Food for thought.


Would it be feasible to map roster to address book? And what about everything else stored in the messenger database, the point Matt raised is very valid where then with a baseline installation you have a Directory and Database, this makes setup, backup, and other maintenence related activies much more difficult.

It would be feasible to map roster to address book (if we’'re using ldap ;).

You missed my point. If we create a level indirection through JNDI (LDAP) to the database then switch between the two won’‘t be so “hard.” Backup is still a database, assuming that the default configuration is an Ldap provider backed by the database. Like I said before, the user/admin won’‘t see any difference. Only if a user chooses to use an Ldap provider that stores the information elsewhere would they have to worry about backing up to spots, but by the very fact they’‘re interested in this functionality means they’'re ready to take on the additional maintenence.


http://penrose.safehaus.org/ looks interesting…you can configure to use a database behind the scenes and actually mix and match database to AD. There’'s even a tool for those that are inclined to make such a mapping.
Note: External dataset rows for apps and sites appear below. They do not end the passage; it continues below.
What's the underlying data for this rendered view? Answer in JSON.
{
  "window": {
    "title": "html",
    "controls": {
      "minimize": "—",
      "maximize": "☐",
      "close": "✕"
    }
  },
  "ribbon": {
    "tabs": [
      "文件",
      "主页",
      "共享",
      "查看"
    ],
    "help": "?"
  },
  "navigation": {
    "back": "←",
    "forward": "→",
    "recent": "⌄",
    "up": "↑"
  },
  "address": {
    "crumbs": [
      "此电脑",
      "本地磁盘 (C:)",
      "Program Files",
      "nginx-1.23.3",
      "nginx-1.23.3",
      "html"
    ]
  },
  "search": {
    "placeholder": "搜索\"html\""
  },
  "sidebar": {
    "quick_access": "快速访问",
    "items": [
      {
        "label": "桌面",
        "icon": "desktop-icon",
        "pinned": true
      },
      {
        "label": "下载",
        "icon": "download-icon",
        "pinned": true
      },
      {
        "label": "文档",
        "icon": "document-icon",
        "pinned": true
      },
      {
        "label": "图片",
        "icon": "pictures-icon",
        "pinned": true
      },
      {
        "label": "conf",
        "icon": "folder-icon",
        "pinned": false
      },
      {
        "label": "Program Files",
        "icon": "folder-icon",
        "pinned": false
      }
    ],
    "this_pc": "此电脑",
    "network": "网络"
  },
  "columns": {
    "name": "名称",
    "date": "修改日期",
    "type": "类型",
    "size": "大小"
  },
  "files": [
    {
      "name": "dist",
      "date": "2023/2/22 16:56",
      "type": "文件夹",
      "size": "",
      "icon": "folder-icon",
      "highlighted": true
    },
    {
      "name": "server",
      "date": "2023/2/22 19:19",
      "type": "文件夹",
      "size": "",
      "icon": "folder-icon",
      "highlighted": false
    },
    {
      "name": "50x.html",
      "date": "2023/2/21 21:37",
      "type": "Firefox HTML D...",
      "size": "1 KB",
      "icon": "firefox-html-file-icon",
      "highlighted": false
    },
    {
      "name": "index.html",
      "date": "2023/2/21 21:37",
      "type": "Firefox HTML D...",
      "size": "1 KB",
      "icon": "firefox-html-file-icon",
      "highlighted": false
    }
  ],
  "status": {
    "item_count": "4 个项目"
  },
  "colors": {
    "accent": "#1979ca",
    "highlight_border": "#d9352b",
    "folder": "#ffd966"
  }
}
Initially backup for OOTB would still entail backing up a single database (plus configuration, but you need to do that anyway).

Interesting piece of software.


Storing passwords in plain text would have our security people crapping themselves.

For us its super-critical.

Let me know if there is anything we can do to help.